The classic format works very well: what went well, what went poorly, what could I do differently? The inner critic—the voice that loves to accuse me of being a fraud—hates that first question. But if I require myself to first reflect on what’s been going right, it is easy to channel the inner critic in the final stages. I can reject false premises, and where I identify actual problems to address, I make concrete plans to address them, rather than wallowing in self-loathing. Sometimes, I can bring those problems to my feedback community or my mentors in order to get perspective.
I don’t want to make it sound as though I have the problem completely licked. Far from it. In fact, when I got the email saying that this session proposal had been accepted, my first thought was, “Oh no! What if they realize I don’t know anything about Impostor Syndrome?” This is a continuing journey.
I hope that the story of my experience—and especially the techniques I’ve described—are useful to you. But it is important to note that I am not a psychologist. If you find that what I’ve described does not work for you, leave it behind. If, while trying these techniques, you find that your symptoms do not improve or get worse, please see a trained professional. I cannot stress this enough: for strong presentations of Impostor Syndrome, self-help material is not enough. Someone with training to help people overcome it is essential.

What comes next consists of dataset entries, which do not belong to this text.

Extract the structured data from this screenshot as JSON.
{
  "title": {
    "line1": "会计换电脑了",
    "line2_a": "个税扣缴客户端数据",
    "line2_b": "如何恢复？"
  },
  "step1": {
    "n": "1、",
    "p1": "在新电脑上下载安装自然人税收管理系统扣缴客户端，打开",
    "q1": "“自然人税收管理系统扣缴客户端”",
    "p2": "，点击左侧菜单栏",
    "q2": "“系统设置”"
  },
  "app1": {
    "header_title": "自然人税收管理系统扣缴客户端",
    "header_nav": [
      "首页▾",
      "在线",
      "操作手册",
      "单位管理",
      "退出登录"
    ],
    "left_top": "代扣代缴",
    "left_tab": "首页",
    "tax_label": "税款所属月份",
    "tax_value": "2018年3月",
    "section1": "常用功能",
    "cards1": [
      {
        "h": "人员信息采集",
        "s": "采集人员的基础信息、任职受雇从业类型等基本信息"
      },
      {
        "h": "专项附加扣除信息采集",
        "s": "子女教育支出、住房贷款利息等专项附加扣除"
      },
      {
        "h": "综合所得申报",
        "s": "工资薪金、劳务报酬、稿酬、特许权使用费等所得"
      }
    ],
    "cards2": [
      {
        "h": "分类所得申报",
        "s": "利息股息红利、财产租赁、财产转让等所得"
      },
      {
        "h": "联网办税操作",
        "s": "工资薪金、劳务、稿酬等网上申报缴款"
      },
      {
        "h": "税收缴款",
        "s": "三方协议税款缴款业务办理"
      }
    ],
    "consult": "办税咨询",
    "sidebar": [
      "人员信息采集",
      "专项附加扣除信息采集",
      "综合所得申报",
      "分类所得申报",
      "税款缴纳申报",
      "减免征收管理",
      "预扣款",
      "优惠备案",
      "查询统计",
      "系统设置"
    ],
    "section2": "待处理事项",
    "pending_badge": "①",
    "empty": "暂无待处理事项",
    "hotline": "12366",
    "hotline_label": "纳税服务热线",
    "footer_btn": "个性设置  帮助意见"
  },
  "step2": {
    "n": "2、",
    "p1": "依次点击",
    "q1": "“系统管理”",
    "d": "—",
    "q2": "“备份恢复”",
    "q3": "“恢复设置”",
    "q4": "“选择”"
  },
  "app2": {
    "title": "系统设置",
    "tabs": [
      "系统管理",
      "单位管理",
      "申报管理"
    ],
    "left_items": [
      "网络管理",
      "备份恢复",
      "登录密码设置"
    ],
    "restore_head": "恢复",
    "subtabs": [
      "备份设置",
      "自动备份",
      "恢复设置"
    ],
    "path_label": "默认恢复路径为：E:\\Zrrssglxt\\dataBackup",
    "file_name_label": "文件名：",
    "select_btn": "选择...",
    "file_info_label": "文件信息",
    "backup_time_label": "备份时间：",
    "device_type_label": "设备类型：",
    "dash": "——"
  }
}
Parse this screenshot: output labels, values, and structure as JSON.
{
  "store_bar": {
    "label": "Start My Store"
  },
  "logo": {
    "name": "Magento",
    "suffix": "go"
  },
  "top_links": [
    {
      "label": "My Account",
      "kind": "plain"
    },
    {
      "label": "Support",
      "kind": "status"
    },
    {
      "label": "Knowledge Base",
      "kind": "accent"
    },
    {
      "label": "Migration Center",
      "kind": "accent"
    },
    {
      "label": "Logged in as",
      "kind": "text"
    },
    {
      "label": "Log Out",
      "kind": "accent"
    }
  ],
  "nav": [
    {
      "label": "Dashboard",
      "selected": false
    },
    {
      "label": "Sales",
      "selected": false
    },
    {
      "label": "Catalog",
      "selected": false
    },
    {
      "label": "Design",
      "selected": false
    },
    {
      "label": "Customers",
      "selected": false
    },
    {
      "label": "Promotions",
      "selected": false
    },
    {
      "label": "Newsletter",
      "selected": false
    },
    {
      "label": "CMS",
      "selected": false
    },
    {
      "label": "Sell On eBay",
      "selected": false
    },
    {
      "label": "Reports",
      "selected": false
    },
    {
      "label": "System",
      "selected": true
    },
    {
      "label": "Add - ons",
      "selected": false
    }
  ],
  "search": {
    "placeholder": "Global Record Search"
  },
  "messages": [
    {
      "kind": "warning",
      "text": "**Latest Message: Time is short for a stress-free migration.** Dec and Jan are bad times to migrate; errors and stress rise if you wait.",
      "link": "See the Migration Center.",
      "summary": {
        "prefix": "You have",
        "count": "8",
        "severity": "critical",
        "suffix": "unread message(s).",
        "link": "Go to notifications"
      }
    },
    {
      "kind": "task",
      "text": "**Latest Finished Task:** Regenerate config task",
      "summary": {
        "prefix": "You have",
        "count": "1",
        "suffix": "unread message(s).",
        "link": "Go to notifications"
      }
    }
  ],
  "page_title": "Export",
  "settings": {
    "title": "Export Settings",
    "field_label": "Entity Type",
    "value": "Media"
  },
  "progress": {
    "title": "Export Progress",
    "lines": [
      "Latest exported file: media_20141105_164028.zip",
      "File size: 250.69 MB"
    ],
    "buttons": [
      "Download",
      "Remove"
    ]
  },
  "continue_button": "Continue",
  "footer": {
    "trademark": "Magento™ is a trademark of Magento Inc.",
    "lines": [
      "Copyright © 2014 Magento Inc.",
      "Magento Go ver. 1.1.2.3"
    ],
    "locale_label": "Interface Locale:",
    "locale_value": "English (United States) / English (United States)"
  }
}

One final anecdote, if you will, though, to demonstrate how far I’ve come. Last year, a recruiter asked me if I were interested in looking at a new opportunity. I had just that week accepted a new position at New York Life Direct in Tampa, which is notoriously hard to get into. When I told her that, her eyes went wide. “Do you know how long they’ve been trying to fill that slot? You must be amazing.”
And I thought, “I really am.”
Although this paper describes my personal journey, I could not have done it without the input and support of many people along the way. First, I’d like to thank Sue Burk, my shepherd for writing this report. Her insight and experience was invaluable in helping me shape my ideas into a coherent narrative. My colleagues in the Tampa Bay Scrum Masters Guild also provided crucial feedback and support for which I am deeply grateful. I’d especially like to mention three: Adam Ulery, who has given me multiple opportunities to speak to the group; Becky Hartman, without whose insight and guidance in developing my coaching style I would not have achieved as much as I have; and Christy Erbeck, whose encouragement to submit a session proposal to Agile Alliance 2017 led directly to this moment. I’d also like to thank my employer, New York Life Direct, and my manager, Janet Waite, for allowing me to take advantage of this opportunity. Finally, I am deeply grateful to my wife, Carolyn Haack, for her support and for understanding my many evening absences to attend Tampa Bay Agile events in pursuit of enhancing my career.
Abraham, Sneha “Supreme Court Justice Sonia Sotomayor Visits Pomona College” https://www.pomona.edu/news/2015/10/23-supreme-court-justice-sonia-sotomayor-visits-pomona-college
Clance, P. R., & Imes, S. “The Imposter Phenomenon in High Achieving Women: Dynamics and Therapeutic Intervention” Psychotherapy Theory, Research and Practice, Vol. 15, No 3, Fall 1978.
Kruger, J., & Dunning, D. “Unskilled and Unaware of It: How Difficulties in Recognizing One’s Own Incompetence Lead to Inflated Self-Assessments” Journal of Personality and Social Psychology, Vol. 77, No. 6, 1999
 Because Impostor Syndrome affects women much more frequently than men, this paper uses the feminine pronoun for general statements.
 At least I grasped enough math to be able to make this joke at the time.
Copyright 2017 is held by the author.